**Exercise goal:**
Read through the data below and state how many of its lines contain the word "title", adding nothing.
::::
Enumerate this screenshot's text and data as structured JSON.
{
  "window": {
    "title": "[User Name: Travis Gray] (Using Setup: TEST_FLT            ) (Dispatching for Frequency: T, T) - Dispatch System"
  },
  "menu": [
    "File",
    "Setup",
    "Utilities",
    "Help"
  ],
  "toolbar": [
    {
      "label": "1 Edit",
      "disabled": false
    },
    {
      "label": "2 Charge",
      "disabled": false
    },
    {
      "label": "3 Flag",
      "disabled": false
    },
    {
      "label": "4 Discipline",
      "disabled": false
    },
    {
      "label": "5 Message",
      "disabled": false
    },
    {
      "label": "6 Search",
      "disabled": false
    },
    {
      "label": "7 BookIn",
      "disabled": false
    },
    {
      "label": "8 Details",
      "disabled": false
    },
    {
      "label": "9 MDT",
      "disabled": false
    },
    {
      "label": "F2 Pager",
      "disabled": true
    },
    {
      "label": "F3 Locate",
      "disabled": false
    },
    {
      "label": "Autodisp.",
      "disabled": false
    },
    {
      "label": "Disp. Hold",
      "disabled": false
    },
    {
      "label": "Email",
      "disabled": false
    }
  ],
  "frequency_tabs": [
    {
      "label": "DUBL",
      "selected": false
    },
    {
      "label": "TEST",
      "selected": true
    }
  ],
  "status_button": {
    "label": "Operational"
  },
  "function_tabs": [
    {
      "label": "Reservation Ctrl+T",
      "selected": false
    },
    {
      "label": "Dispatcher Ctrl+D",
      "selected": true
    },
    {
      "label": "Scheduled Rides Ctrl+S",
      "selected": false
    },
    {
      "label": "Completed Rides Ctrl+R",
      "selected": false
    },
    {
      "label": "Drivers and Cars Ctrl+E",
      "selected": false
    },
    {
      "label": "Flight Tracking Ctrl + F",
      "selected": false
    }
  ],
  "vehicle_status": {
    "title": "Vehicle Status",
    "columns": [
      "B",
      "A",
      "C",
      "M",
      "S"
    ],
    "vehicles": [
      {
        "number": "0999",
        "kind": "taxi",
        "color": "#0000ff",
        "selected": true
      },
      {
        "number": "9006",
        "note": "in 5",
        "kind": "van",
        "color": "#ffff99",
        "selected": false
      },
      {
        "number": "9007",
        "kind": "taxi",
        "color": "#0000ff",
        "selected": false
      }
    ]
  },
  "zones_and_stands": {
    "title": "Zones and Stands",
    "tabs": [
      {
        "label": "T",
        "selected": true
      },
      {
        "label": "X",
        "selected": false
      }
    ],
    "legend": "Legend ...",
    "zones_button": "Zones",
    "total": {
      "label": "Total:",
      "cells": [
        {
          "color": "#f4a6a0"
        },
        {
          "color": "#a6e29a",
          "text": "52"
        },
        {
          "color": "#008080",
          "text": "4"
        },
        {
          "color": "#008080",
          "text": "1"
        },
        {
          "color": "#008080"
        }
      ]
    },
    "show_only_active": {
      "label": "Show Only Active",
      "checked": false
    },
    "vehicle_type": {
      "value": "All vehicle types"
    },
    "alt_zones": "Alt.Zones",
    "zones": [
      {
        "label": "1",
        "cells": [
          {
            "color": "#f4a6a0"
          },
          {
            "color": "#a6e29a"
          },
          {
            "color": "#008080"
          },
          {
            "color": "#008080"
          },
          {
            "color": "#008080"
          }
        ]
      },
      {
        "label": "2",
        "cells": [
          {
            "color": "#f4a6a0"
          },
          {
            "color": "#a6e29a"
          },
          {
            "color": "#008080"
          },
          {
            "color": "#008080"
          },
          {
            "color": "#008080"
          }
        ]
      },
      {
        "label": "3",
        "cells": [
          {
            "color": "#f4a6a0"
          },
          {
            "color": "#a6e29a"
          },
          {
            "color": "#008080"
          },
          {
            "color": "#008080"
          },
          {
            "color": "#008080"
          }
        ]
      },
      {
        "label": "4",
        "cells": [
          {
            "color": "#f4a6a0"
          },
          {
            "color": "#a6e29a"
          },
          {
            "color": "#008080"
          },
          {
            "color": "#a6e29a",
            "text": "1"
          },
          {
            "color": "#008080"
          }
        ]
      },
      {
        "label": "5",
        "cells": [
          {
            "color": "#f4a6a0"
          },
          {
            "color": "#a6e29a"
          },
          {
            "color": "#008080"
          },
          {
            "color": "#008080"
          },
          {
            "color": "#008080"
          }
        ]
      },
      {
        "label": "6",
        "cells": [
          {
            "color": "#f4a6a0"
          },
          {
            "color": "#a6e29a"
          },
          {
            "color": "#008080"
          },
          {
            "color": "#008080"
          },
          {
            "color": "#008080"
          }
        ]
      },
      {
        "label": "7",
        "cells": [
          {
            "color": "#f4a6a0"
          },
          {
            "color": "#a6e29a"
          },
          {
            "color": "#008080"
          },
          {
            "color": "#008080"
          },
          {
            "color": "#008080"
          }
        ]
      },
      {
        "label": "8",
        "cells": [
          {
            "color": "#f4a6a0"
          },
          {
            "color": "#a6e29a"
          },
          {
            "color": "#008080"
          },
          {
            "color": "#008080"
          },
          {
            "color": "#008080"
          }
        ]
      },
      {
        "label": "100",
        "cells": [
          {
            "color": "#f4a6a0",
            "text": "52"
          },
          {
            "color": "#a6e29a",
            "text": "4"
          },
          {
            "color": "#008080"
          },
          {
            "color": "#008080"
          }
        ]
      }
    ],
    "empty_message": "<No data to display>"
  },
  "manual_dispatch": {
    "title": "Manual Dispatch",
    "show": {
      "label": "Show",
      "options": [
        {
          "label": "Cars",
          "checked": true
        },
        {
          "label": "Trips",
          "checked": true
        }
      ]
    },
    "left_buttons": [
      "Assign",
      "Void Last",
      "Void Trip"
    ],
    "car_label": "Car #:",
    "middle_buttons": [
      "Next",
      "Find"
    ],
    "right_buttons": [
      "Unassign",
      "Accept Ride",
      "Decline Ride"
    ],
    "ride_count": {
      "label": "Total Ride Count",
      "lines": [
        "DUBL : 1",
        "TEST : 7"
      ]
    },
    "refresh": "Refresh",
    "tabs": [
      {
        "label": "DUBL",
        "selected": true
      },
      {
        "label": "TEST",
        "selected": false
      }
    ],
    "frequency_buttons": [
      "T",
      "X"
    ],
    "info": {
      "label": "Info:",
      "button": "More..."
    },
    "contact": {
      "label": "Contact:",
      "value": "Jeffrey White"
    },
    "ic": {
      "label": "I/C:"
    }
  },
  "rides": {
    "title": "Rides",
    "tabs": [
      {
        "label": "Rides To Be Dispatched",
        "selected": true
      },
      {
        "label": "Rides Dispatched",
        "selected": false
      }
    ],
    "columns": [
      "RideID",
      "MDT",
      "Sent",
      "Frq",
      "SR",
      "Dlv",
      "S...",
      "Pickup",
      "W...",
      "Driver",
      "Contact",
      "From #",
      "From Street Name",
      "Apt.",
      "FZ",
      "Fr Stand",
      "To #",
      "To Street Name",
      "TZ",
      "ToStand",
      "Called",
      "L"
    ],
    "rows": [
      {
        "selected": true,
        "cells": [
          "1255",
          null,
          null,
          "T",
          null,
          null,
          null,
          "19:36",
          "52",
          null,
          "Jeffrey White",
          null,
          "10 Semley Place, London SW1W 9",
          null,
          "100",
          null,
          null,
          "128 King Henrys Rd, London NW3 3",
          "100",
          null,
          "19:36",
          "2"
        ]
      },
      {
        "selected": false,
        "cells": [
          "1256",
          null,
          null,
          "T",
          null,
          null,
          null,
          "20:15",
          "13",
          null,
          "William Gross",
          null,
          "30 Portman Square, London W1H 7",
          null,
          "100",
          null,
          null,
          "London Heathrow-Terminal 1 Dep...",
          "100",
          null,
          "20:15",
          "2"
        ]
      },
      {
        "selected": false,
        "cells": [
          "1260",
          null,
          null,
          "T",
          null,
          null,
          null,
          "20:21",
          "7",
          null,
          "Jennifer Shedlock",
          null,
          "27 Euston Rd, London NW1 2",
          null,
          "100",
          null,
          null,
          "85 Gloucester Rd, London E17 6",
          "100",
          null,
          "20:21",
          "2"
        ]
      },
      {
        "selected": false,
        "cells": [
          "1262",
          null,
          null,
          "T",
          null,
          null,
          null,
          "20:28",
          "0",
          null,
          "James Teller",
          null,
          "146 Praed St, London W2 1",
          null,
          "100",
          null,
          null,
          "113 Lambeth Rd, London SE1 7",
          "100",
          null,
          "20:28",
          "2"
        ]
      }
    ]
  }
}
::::
**Exercise result:**
5